From September to April, the University will celebrate the 75th anniversary of what many call “the heart of the University.” Festivities have been planned for the library’s anniversary, including special exhibits and lectures by authors David McCullough ’55 and Jamaica Kincaid.
“The Heart of Yale” exhibit kicks off the anniversary celebration, featuring biographical sketches and historical documents of John William Sterling 1864, who left $17 million to Yale at his death, said Judith Ann Schiff, the curator of the exhibit. Though the exhibit is not yet complete, it can be visited during library hours in the Memorabilia Room.
“This anniversary gives us the time to celebrate something to value and treasure, especially at a time now when some people might question why we even need a library,” Schiff said.
Every month, the library will host at least one lecture relating to a different theme, said Amanda Patrick, the library’s development and communications coordinator, who is responsible for organizing all anniversary events. The month of October features McCullough, a two-time Pulitzer Prize winning author, who will give a lecture on the “Heart of the University,” the general caption of the anniversary.

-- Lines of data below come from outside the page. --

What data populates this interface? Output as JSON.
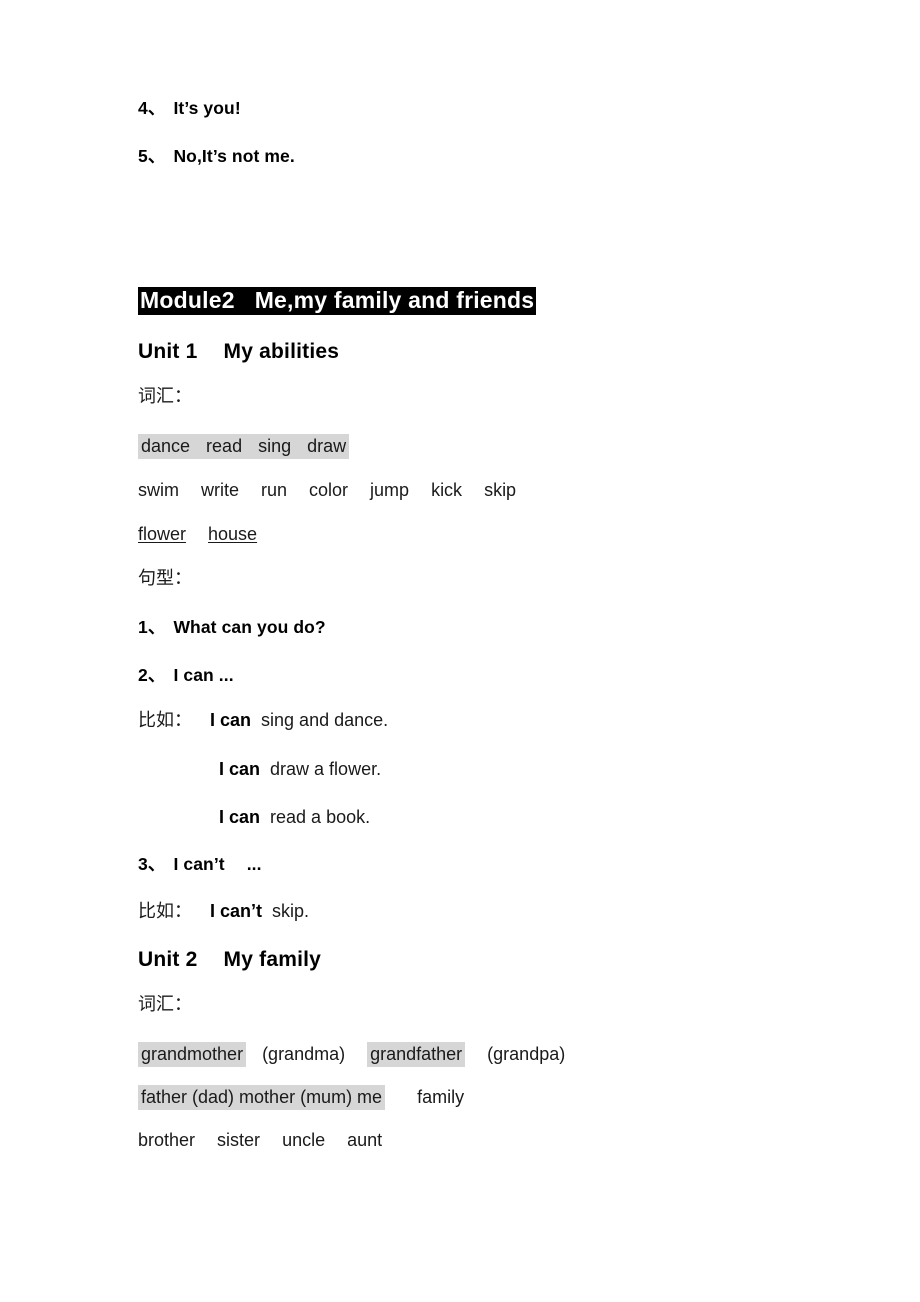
{
  "document": {
    "top_items": [
      {
        "num": "4、",
        "text": "It’s you!"
      },
      {
        "num": "5、",
        "text": "No,It’s not me."
      }
    ],
    "module_header": {
      "part1": "Module2",
      "part2": "Me,my family and friends"
    },
    "unit1": {
      "label": "Unit 1",
      "title": "My abilities",
      "vocab_label": "词汇：",
      "vocab_rows": [
        {
          "highlight": true,
          "words": [
            "dance",
            "read",
            "sing",
            "draw"
          ]
        },
        {
          "highlight": false,
          "words": [
            "swim",
            "write",
            "run",
            "color",
            "jump",
            "kick",
            "skip"
          ]
        },
        {
          "underline": true,
          "words": [
            "flower",
            "house"
          ]
        }
      ],
      "pattern_label": "句型：",
      "patterns": [
        {
          "num": "1、",
          "text": "What can you do?"
        },
        {
          "num": "2、",
          "text": "I can ..."
        }
      ],
      "examples_label_1": "比如：",
      "examples_1": [
        {
          "lead": "I can",
          "rest": "sing and dance."
        },
        {
          "lead": "I can",
          "rest": "draw a flower."
        },
        {
          "lead": "I can",
          "rest": "read a book."
        }
      ],
      "pattern3": {
        "num": "3、",
        "text": "I can’t",
        "ellipsis": "..."
      },
      "examples_label_2": "比如：",
      "examples_2": [
        {
          "lead": "I can’t",
          "rest": "skip."
        }
      ]
    },
    "unit2": {
      "label": "Unit 2",
      "title": "My family",
      "vocab_label": "词汇：",
      "family_row1": {
        "grandmother": "grandmother",
        "grandma": "(grandma)",
        "grandfather": "grandfather",
        "grandpa": "(grandpa)"
      },
      "family_row2": {
        "highlighted": "father (dad)   mother (mum)    me",
        "plain": "family"
      },
      "family_row3": [
        "brother",
        "sister",
        "uncle",
        "aunt"
      ]
    }
  },
  "colors": {
    "highlight_gray": "#d6d6d6",
    "highlight_black": "#000000",
    "text": "#000000"
  }
}
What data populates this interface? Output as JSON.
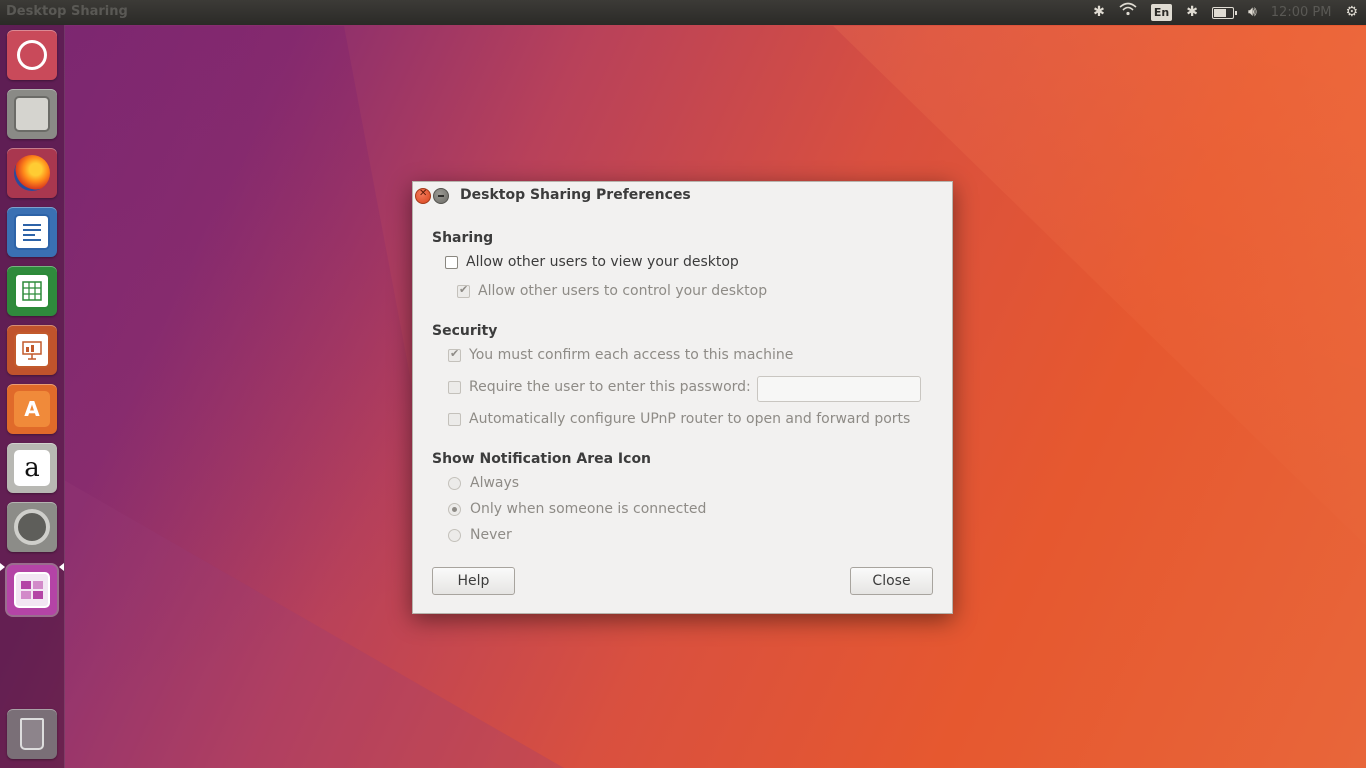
{
  "top_panel": {
    "app_title": "Desktop Sharing",
    "language_indicator": "En",
    "clock": "12:00 PM"
  },
  "launcher": {
    "items": [
      {
        "name": "Ubuntu Dash",
        "icon": "ubuntu-icon"
      },
      {
        "name": "Files",
        "icon": "files-icon"
      },
      {
        "name": "Firefox Web Browser",
        "icon": "firefox-icon"
      },
      {
        "name": "LibreOffice Writer",
        "icon": "writer-icon"
      },
      {
        "name": "LibreOffice Calc",
        "icon": "calc-icon"
      },
      {
        "name": "LibreOffice Impress",
        "icon": "impress-icon"
      },
      {
        "name": "Ubuntu Software",
        "icon": "software-icon",
        "glyph": "A"
      },
      {
        "name": "Amazon",
        "icon": "amazon-icon",
        "glyph": "a"
      },
      {
        "name": "System Settings",
        "icon": "settings-icon"
      },
      {
        "name": "Desktop Sharing",
        "icon": "desktop-sharing-icon"
      },
      {
        "name": "Trash",
        "icon": "trash-icon"
      }
    ]
  },
  "dialog": {
    "title": "Desktop Sharing Preferences",
    "sharing": {
      "heading": "Sharing",
      "allow_view": {
        "label": "Allow other users to view your desktop",
        "checked": false,
        "enabled": true
      },
      "allow_control": {
        "label": "Allow other users to control your desktop",
        "checked": true,
        "enabled": false
      }
    },
    "security": {
      "heading": "Security",
      "confirm_access": {
        "label": "You must confirm each access to this machine",
        "checked": true,
        "enabled": false
      },
      "require_password": {
        "label": "Require the user to enter this password:",
        "checked": false,
        "enabled": false
      },
      "password_value": "",
      "upnp": {
        "label": "Automatically configure UPnP router to open and forward ports",
        "checked": false,
        "enabled": false
      }
    },
    "notification": {
      "heading": "Show Notification Area Icon",
      "options": [
        {
          "label": "Always",
          "selected": false
        },
        {
          "label": "Only when someone is connected",
          "selected": true
        },
        {
          "label": "Never",
          "selected": false
        }
      ]
    },
    "buttons": {
      "help": "Help",
      "close": "Close"
    }
  },
  "colors": {
    "accent": "#e95420",
    "launcher_bg": "#46143c",
    "dialog_bg": "#f2f1f0"
  }
}
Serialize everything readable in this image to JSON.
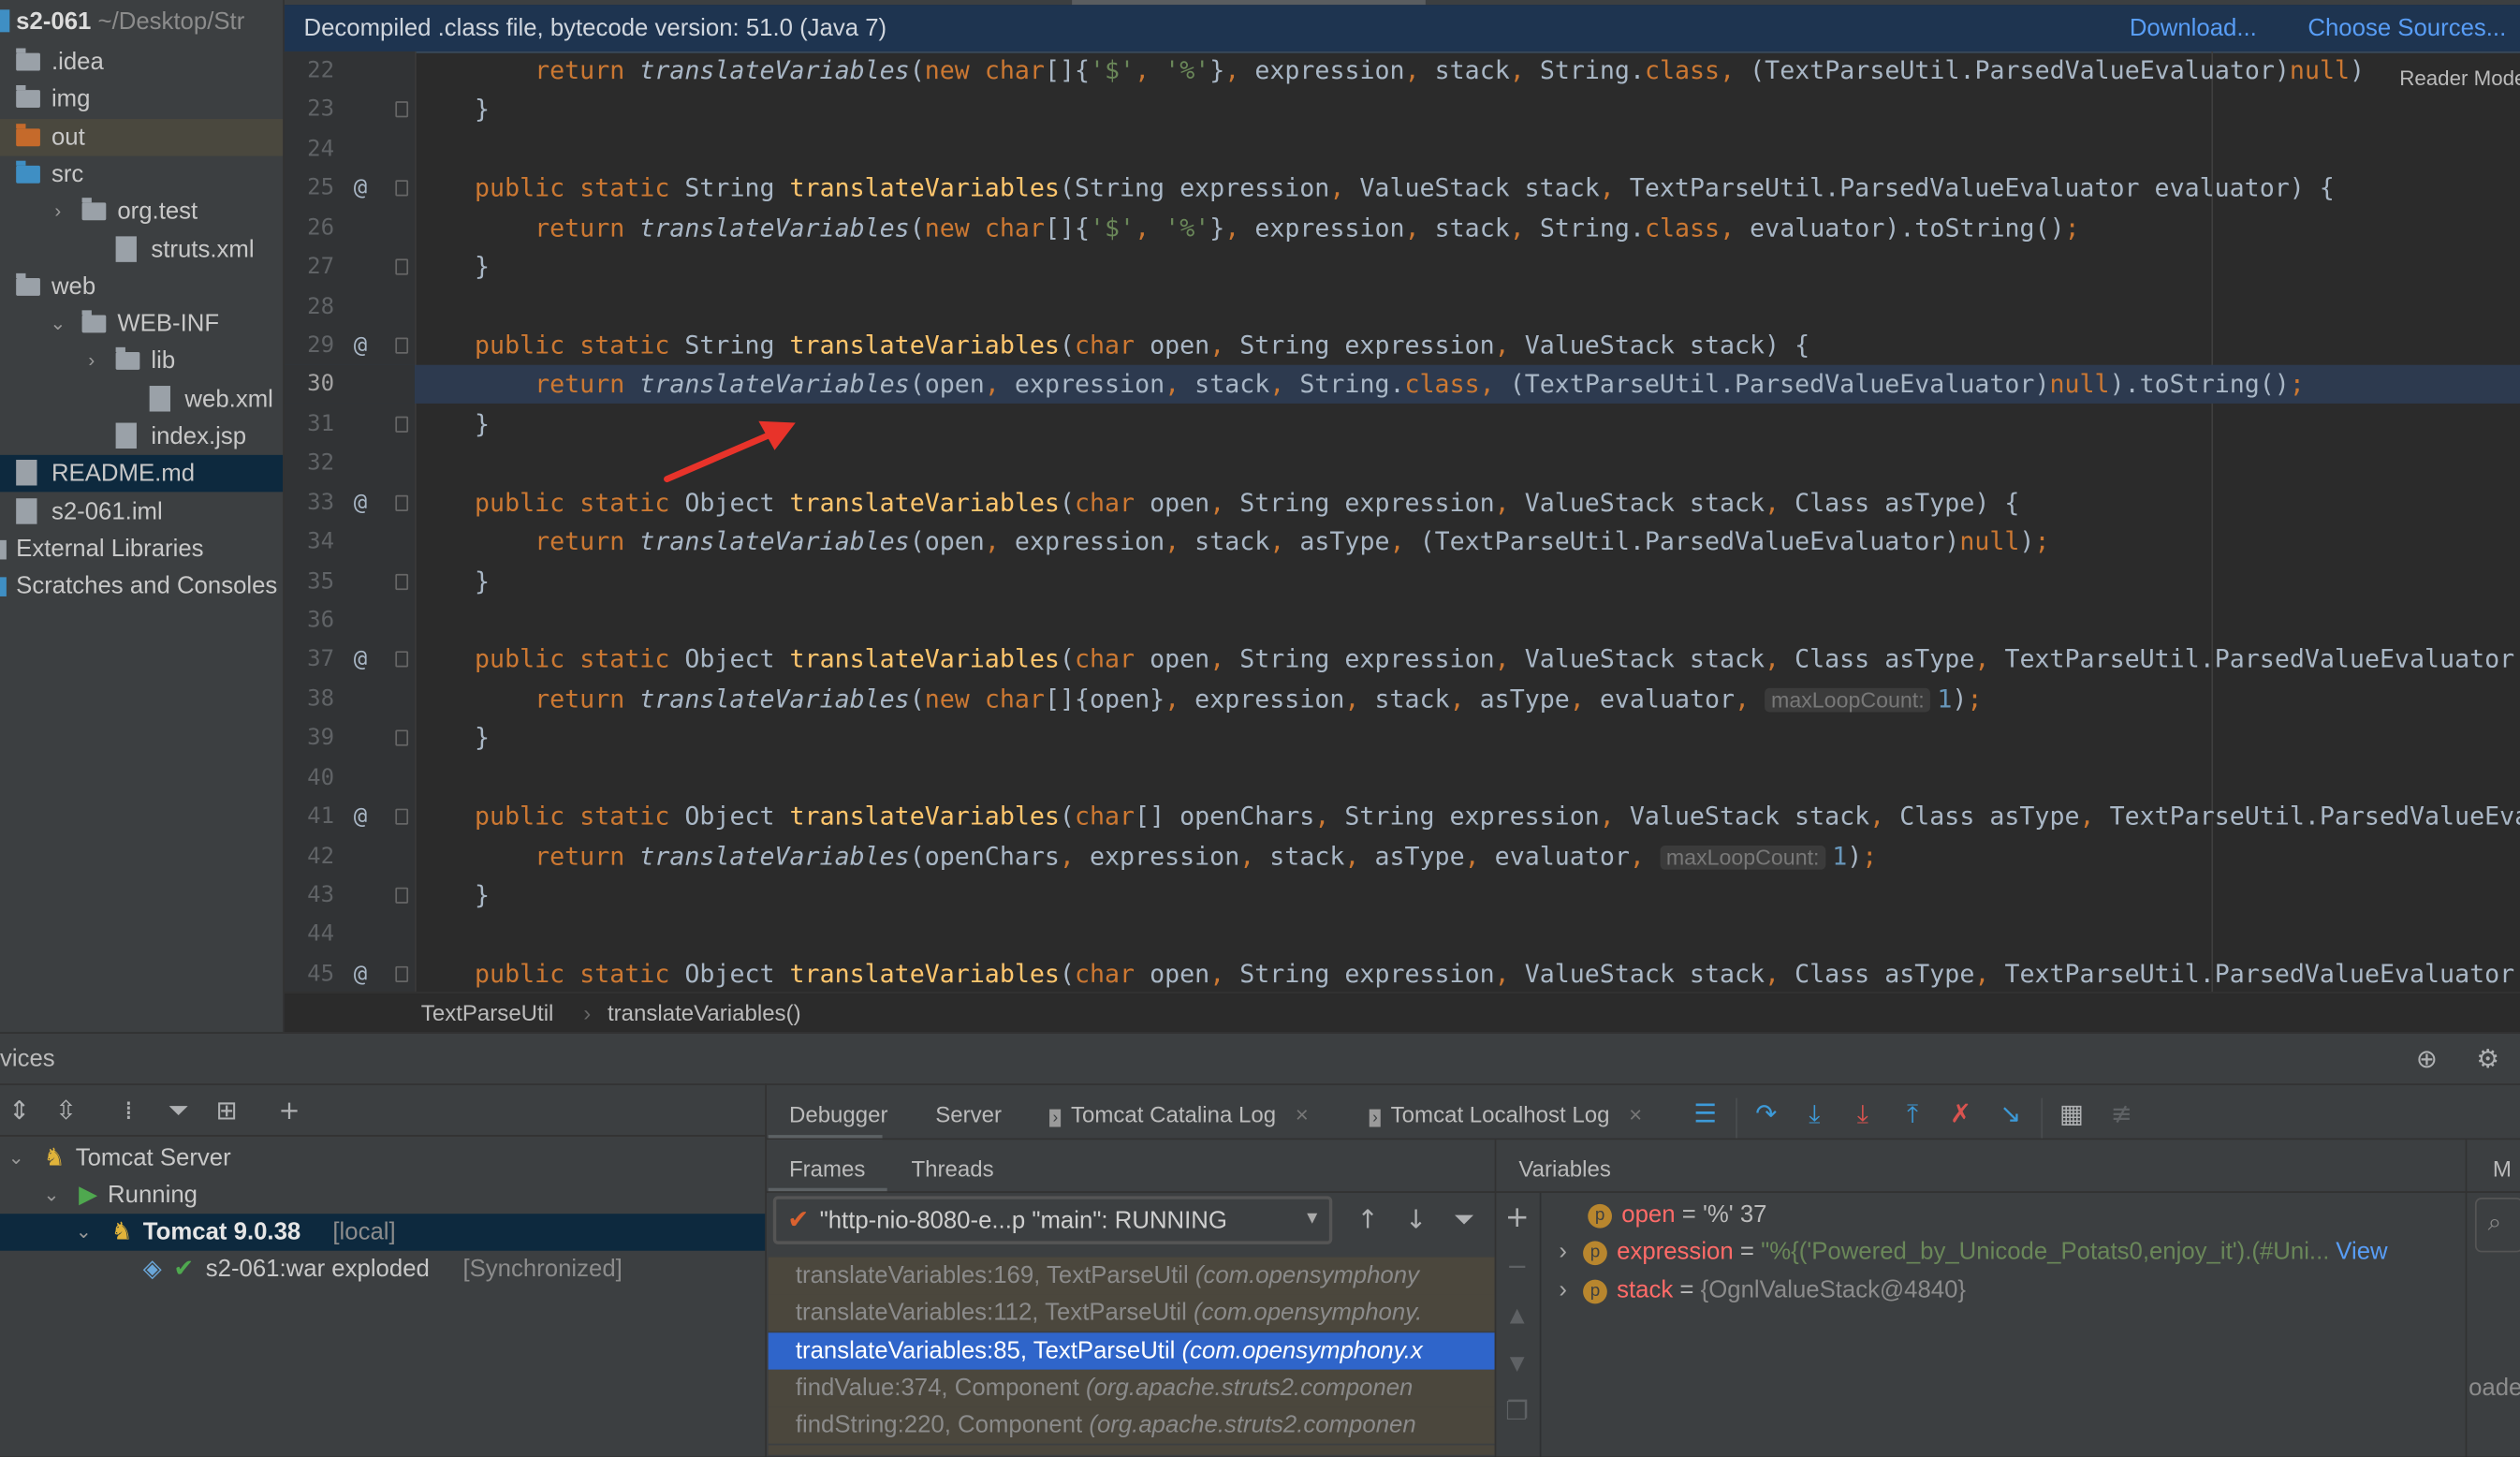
{
  "project": {
    "name": "s2-061",
    "path": "~/Desktop/Str",
    "tree": [
      {
        "label": ".idea",
        "icon": "folder-icon",
        "color": "#9aa1a8",
        "indent": 0,
        "chevron": ""
      },
      {
        "label": "img",
        "icon": "folder-icon",
        "color": "#9aa1a8",
        "indent": 0,
        "chevron": ""
      },
      {
        "label": "out",
        "icon": "folder-icon",
        "color": "#c56a2b",
        "indent": 0,
        "chevron": "",
        "state": "hl"
      },
      {
        "label": "src",
        "icon": "folder-icon",
        "color": "#3f8fc4",
        "indent": 0,
        "chevron": ""
      },
      {
        "label": "org.test",
        "icon": "package-icon",
        "color": "#9aa1a8",
        "indent": 1,
        "chevron": "›"
      },
      {
        "label": "struts.xml",
        "icon": "xml-file-icon",
        "color": "#9aa1a8",
        "indent": 2,
        "chevron": ""
      },
      {
        "label": "web",
        "icon": "web-folder-icon",
        "color": "#9aa1a8",
        "indent": 0,
        "chevron": ""
      },
      {
        "label": "WEB-INF",
        "icon": "folder-icon",
        "color": "#9aa1a8",
        "indent": 1,
        "chevron": "⌄"
      },
      {
        "label": "lib",
        "icon": "folder-icon",
        "color": "#9aa1a8",
        "indent": 2,
        "chevron": "›"
      },
      {
        "label": "web.xml",
        "icon": "xml-file-icon",
        "color": "#9aa1a8",
        "indent": 3,
        "chevron": ""
      },
      {
        "label": "index.jsp",
        "icon": "jsp-file-icon",
        "color": "#9aa1a8",
        "indent": 2,
        "chevron": ""
      },
      {
        "label": "README.md",
        "icon": "markdown-file-icon",
        "color": "#9aa1a8",
        "indent": 0,
        "chevron": "",
        "state": "sel"
      },
      {
        "label": "s2-061.iml",
        "icon": "iml-file-icon",
        "color": "#9aa1a8",
        "indent": 0,
        "chevron": ""
      },
      {
        "label": "External Libraries",
        "icon": "library-icon",
        "color": "#9aa1a8",
        "indent": -1,
        "chevron": ""
      },
      {
        "label": "Scratches and Consoles",
        "icon": "scratches-icon",
        "color": "#3f8fc4",
        "indent": -1,
        "chevron": ""
      }
    ]
  },
  "editor": {
    "banner": "Decompiled .class file, bytecode version: 51.0 (Java 7)",
    "download": "Download...",
    "choose_sources": "Choose Sources...",
    "reader_mode": "Reader Mode",
    "current_line": 30,
    "lines": [
      {
        "n": 22,
        "code": "        return translateVariables(new char[]{'$', '%'}, expression, stack, String.class, (TextParseUtil.ParsedValueEvaluator)null)"
      },
      {
        "n": 23,
        "code": "    }",
        "fold": true
      },
      {
        "n": 24,
        "code": ""
      },
      {
        "n": 25,
        "code": "    public static String translateVariables(String expression, ValueStack stack, TextParseUtil.ParsedValueEvaluator evaluator) {",
        "at": "@",
        "fold": true
      },
      {
        "n": 26,
        "code": "        return translateVariables(new char[]{'$', '%'}, expression, stack, String.class, evaluator).toString();"
      },
      {
        "n": 27,
        "code": "    }",
        "fold": true
      },
      {
        "n": 28,
        "code": ""
      },
      {
        "n": 29,
        "code": "    public static String translateVariables(char open, String expression, ValueStack stack) {",
        "at": "@",
        "fold": true
      },
      {
        "n": 30,
        "code": "        return translateVariables(open, expression, stack, String.class, (TextParseUtil.ParsedValueEvaluator)null).toString();"
      },
      {
        "n": 31,
        "code": "    }",
        "fold": true
      },
      {
        "n": 32,
        "code": ""
      },
      {
        "n": 33,
        "code": "    public static Object translateVariables(char open, String expression, ValueStack stack, Class asType) {",
        "at": "@",
        "fold": true
      },
      {
        "n": 34,
        "code": "        return translateVariables(open, expression, stack, asType, (TextParseUtil.ParsedValueEvaluator)null);"
      },
      {
        "n": 35,
        "code": "    }",
        "fold": true
      },
      {
        "n": 36,
        "code": ""
      },
      {
        "n": 37,
        "code": "    public static Object translateVariables(char open, String expression, ValueStack stack, Class asType, TextParseUtil.ParsedValueEvaluator",
        "at": "@",
        "fold": true
      },
      {
        "n": 38,
        "code": "        return translateVariables(new char[]{open}, expression, stack, asType, evaluator, ",
        "hint": "maxLoopCount:",
        "after": "1);"
      },
      {
        "n": 39,
        "code": "    }",
        "fold": true
      },
      {
        "n": 40,
        "code": ""
      },
      {
        "n": 41,
        "code": "    public static Object translateVariables(char[] openChars, String expression, ValueStack stack, Class asType, TextParseUtil.ParsedValueEva",
        "at": "@",
        "fold": true
      },
      {
        "n": 42,
        "code": "        return translateVariables(openChars, expression, stack, asType, evaluator, ",
        "hint": "maxLoopCount:",
        "after": "1);"
      },
      {
        "n": 43,
        "code": "    }",
        "fold": true
      },
      {
        "n": 44,
        "code": ""
      },
      {
        "n": 45,
        "code": "    public static Object translateVariables(char open, String expression, ValueStack stack, Class asType, TextParseUtil.ParsedValueEvaluator",
        "at": "@",
        "fold": true
      }
    ],
    "breadcrumb": [
      "TextParseUtil",
      "translateVariables()"
    ],
    "breadcrumb_sep": "›",
    "annotation_arrow_color": "#e8332a"
  },
  "services": {
    "title": "vices",
    "tree": [
      {
        "label": "Tomcat Server",
        "suffix": "",
        "icon": "tomcat-icon"
      },
      {
        "label": "Running",
        "suffix": "",
        "icon": "run-icon"
      },
      {
        "label": "Tomcat 9.0.38",
        "suffix": "[local]",
        "icon": "tomcat-icon"
      },
      {
        "label": "s2-061:war exploded",
        "suffix": "[Synchronized]",
        "icon": "artifact-icon"
      }
    ]
  },
  "debugger": {
    "tabs": [
      "Debugger",
      "Server",
      "Tomcat Catalina Log",
      "Tomcat Localhost Log"
    ],
    "subtabs": [
      "Frames",
      "Threads"
    ],
    "thread": "\"http-nio-8080-e...p \"main\": RUNNING",
    "frames": [
      {
        "method": "translateVariables:169, TextParseUtil",
        "pkg": "(com.opensymphony"
      },
      {
        "method": "translateVariables:112, TextParseUtil",
        "pkg": "(com.opensymphony."
      },
      {
        "method": "translateVariables:85, TextParseUtil",
        "pkg": "(com.opensymphony.x",
        "selected": true
      },
      {
        "method": "findValue:374, Component",
        "pkg": "(org.apache.struts2.componen"
      },
      {
        "method": "findString:220, Component",
        "pkg": "(org.apache.struts2.componen"
      }
    ],
    "variables_title": "Variables",
    "variables": [
      {
        "name": "open",
        "value": "'%' 37",
        "kind": "plain",
        "expandable": false
      },
      {
        "name": "expression",
        "value": "\"%{('Powered_by_Unicode_Potats0,enjoy_it').(#Uni...",
        "kind": "str",
        "expandable": true,
        "link": "View"
      },
      {
        "name": "stack",
        "value": "{OgnlValueStack@4840}",
        "kind": "obj",
        "expandable": true
      }
    ],
    "right_panel_label": "M",
    "right_panel_fragment": "oade"
  }
}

In subsequent months, one can learn how the Yale Library visual collections have built up over the decades and also receive guided tours of the beautiful stained glass windows. In February, in celebration of Black History Month, the library will feature Kincaid, the critically acclaimed author of “Annie John,” “A Small Place” and “Mr. Potter.”
April, the last month celebrating the anniversary, is dedicated to honoring SML’s architecture, and will combine an open day with Communiversity Day, Patrick said.
“I think ‘Treasures of the Library’ is a fitting synopsis of who we are,” Patrick said. “There are so many treasures and things that people don’t ever realize, special collections that people don’t know about are right here.”
Eddie Higgins ’06, who works at Beinecke Rare Book and Manuscript Library, toured the exhibit in its early stages last week and said the exhibit holds a lot of interesting artifacts.
“Sterling puts out a lot of exhibits that students don’t take time to look at,” he said. “It’s really because of the awesome history of the library that students have great resources available to them.”
The foundation of the library consists of 2,000 tons of steel and iron incorporated in the construction of the stack, and a ton of marble in the floor. Motifs underline the medieval feeling all throughout the building, from telephone booths designed to look like confessionals to the glass in the nave crafted to reflect the history of Yale and New Haven in the 17th century.
Despite Sterling’s age, library staff members say they are always trying to think of new ways to use the space.
“We want to maximize the use of the buildings,” Schiff said. “We want to come up with new uses and ideas to improve things.”